You are more used to making documentaries, or investigations. How was writing a comic different?

There are advantages and disadvantages. It’s like writing a screenplay for a movie, everything has to be planned, each scene, you have to pay attention to the unfolding of events, alternating dramatic and epic elements, to keep the reader in suspense. The shape brings more freedom. But it’s not a film where the difficulty lies in achieving exactly what you want. I had a lot of fun working on this book, despite an unclear subject.

Is this book only focused on Erdogan, or does it raise deeper questions about Turkish society?

Despite my exile, Turkey remains my country. I was born there and built most of my life there. And Erdogan destroyed both. But beyond these affects, this man is a perfect example to talk about populism, political Islam and dictatorship. I wanted to depict the cogs used to get him to power, and especially how he stayed there. Not to mention international relations. The United States and Europe tried to use Erdogan for their own interests. In the end, they helped him shape his image and his power, while the Turkish people found themselves on the losing end in this relationship between the West and Erdogan.

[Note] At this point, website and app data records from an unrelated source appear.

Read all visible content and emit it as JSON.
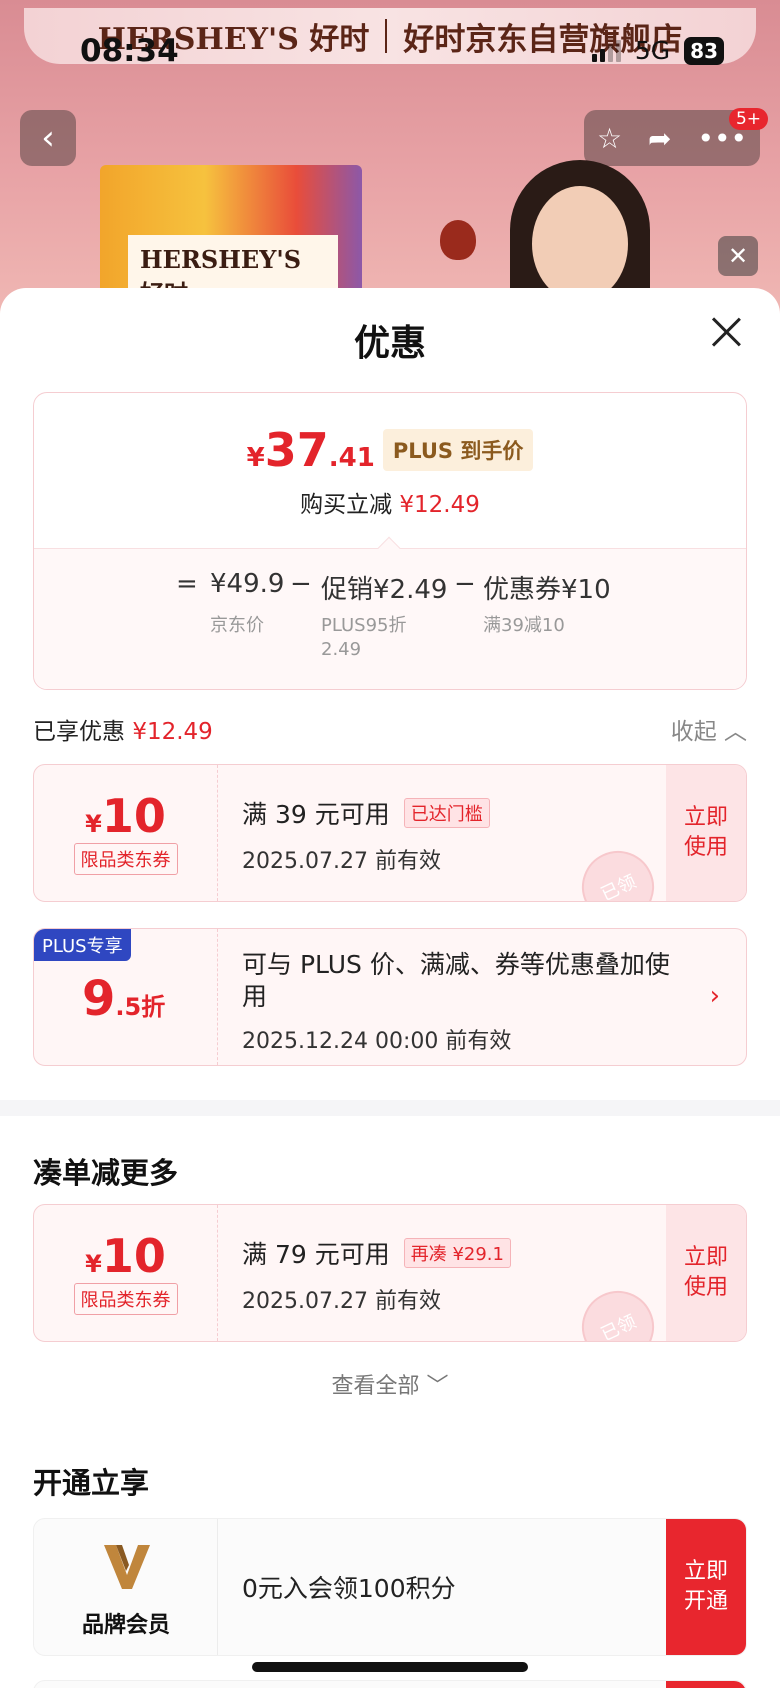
{
  "status_bar": {
    "time": "08:34",
    "network": "5G",
    "battery": "83"
  },
  "background": {
    "brand": "HERSHEY'S 好时",
    "store": "好时京东自营旗舰店",
    "product_label": "HERSHEY'S 好时",
    "notification_badge": "5+"
  },
  "sheet": {
    "title": "优惠"
  },
  "summary": {
    "price_symbol": "¥",
    "price_integer": "37",
    "price_decimal": ".41",
    "price_tag": "PLUS 到手价",
    "reduce_label": "购买立减",
    "reduce_amount": "¥12.49",
    "calc": {
      "eq": "=",
      "jd_price": "¥49.9",
      "jd_price_label": "京东价",
      "minus1": "−",
      "promo": "促销¥2.49",
      "promo_label_1": "PLUS95折",
      "promo_label_2": "2.49",
      "minus2": "−",
      "coupon": "优惠券¥10",
      "coupon_label": "满39减10"
    }
  },
  "enjoyed": {
    "label": "已享优惠",
    "amount": "¥12.49",
    "collapse": "收起"
  },
  "coupon1": {
    "symbol": "¥",
    "amount": "10",
    "type": "限品类东券",
    "condition": "满 39 元可用",
    "status": "已达门槛",
    "valid": "2025.07.27 前有效",
    "action": "立即使用",
    "stamp": "已领"
  },
  "plus_card": {
    "corner": "PLUS专享",
    "discount_int": "9",
    "discount_dec": ".5折",
    "desc": "可与 PLUS 价、满减、券等优惠叠加使用",
    "valid": "2025.12.24 00:00 前有效"
  },
  "more_section": {
    "title": "凑单减更多"
  },
  "coupon2": {
    "symbol": "¥",
    "amount": "10",
    "type": "限品类东券",
    "condition": "满 79 元可用",
    "status": "再凑 ¥29.1",
    "valid": "2025.07.27 前有效",
    "action": "立即使用",
    "stamp": "已领"
  },
  "view_all": "查看全部",
  "open_section": {
    "title": "开通立享"
  },
  "member": {
    "label": "品牌会员",
    "text": "0元入会领100积分",
    "action": "立即开通"
  },
  "colors": {
    "accent_red": "#e3242b",
    "plus_blue": "#2f47c1",
    "gold": "#8b5a1e"
  }
}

In the end, it is also a question of showing how leaders use their popularity and use democracy to destroy this same democracy. This is the main message of the work. Because these heads of state think in terms of strategy, plan their actions and think about the way in which they progressively limit freedom of expression while using the latter as a tool. With this book, the aim is to reflect on the Russian and Hungarian cases and on the lessons to be drawn from them.

Have the Turks been able to read your book?

Unfortunately, no one has yet been able to read or browse it in the country because of hidden but very real censorship. There is an unofficial ban on my works, which are systematically blocked at the border. But it is impossible to stop ideas and books. That’s why we are considering sending copies to the Turks, via backdoor means, by posting PDFs online. The book is already translated into Turkish, German and French. We are currently working on English and Arabic versions.

The comic strip ends in 2001. Have you planned a sequel?

We are currently working on the second volume. We hope that Erdogan is no longer in power when he comes out. The many economic problems that the Turks are experiencing have reduced its popularity. The polls confirm a possible defeat. But like Hungary with the triumphant victory of Viktor Orban, this type of leader always succeeds in flattering the population.